Start of Block

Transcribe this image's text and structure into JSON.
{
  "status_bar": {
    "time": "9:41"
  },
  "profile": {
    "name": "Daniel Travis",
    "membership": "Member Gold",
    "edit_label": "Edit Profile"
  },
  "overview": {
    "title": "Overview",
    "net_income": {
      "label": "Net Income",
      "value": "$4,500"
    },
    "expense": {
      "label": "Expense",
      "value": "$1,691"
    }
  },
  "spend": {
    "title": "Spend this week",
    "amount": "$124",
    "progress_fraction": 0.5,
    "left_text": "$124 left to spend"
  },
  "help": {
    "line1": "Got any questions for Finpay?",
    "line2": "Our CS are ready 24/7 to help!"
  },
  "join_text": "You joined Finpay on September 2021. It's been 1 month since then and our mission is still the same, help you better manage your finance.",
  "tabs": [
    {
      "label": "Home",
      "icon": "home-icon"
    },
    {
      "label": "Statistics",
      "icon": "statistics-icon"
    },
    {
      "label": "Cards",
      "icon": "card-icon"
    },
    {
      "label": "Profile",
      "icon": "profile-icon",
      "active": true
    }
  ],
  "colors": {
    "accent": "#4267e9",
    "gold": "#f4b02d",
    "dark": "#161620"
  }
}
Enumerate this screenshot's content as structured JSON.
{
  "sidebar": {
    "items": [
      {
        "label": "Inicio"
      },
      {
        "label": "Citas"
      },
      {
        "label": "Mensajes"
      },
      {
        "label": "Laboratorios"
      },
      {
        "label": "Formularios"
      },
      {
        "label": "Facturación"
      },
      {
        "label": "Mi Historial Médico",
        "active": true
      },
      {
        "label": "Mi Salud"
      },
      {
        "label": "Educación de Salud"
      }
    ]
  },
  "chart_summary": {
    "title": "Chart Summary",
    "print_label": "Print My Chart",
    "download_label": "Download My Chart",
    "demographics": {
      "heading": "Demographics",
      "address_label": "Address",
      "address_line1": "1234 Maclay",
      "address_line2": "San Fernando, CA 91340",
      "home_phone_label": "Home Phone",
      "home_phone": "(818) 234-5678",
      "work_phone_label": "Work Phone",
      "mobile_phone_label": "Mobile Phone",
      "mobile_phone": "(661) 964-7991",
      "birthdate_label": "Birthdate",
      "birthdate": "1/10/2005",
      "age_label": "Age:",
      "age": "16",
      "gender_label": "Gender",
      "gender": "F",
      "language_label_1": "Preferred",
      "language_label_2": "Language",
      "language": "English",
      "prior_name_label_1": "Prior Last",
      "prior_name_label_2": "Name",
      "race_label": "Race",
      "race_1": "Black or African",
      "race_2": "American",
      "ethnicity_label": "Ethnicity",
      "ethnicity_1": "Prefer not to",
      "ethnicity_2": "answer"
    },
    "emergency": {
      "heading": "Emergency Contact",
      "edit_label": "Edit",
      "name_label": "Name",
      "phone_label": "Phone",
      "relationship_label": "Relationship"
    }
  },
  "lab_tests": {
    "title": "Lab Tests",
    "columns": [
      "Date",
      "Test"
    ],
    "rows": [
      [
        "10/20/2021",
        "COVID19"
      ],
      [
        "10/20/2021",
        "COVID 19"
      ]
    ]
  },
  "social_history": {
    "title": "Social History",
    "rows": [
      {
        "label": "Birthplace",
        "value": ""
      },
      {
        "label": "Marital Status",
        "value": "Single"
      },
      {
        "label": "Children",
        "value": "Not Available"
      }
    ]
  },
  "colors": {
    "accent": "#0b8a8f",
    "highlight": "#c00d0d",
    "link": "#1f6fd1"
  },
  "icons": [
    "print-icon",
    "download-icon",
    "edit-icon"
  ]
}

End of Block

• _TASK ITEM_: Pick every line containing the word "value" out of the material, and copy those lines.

• _FINAL ANSWER_:
      "value": "$4,500"
      "value": "$1,691"
        "value": ""
        "value": "Single"
        "value": "Not Available"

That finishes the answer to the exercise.